Task objective: The job is to find each line in the entries holding the string "time" and copy that line.

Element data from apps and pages
----

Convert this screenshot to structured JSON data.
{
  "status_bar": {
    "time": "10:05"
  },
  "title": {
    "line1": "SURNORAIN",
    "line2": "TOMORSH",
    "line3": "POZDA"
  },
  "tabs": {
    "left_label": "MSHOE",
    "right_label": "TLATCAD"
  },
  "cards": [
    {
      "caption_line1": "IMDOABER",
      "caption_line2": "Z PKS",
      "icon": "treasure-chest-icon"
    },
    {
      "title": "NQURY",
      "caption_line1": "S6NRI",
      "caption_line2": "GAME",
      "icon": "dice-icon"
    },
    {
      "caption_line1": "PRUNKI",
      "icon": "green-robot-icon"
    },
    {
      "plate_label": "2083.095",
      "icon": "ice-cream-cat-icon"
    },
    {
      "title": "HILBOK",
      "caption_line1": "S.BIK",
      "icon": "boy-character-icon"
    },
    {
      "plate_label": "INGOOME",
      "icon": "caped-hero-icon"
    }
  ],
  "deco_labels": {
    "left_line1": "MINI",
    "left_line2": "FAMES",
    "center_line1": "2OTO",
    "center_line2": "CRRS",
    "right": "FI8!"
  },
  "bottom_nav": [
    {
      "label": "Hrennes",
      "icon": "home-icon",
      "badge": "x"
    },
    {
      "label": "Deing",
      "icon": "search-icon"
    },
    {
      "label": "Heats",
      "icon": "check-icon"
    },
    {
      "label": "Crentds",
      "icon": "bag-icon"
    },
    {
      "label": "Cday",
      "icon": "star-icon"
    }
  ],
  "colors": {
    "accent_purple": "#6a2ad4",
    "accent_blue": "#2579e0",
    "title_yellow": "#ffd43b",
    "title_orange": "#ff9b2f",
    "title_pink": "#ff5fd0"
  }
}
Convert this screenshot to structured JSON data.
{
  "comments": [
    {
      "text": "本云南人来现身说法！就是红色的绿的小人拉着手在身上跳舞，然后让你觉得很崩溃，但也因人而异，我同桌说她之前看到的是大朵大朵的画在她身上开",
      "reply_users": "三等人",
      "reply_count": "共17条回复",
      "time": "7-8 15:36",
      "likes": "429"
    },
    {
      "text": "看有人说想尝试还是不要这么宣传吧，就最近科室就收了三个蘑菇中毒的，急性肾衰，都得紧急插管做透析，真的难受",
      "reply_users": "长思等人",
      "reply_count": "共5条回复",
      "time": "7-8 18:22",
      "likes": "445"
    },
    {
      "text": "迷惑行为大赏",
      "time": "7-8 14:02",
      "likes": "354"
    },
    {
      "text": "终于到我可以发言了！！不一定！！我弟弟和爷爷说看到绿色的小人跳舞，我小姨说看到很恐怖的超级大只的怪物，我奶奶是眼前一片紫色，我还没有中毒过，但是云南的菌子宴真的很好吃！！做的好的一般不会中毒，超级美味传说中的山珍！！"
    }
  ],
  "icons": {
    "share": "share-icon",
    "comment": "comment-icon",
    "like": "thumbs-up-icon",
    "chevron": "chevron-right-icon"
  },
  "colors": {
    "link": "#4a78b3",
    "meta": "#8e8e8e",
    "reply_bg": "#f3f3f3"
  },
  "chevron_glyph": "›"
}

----

Result of the task:
    "time": "10:05"
      "time": "7-8 15:36",
      "time": "7-8 18:22",
      "time": "7-8 14:02",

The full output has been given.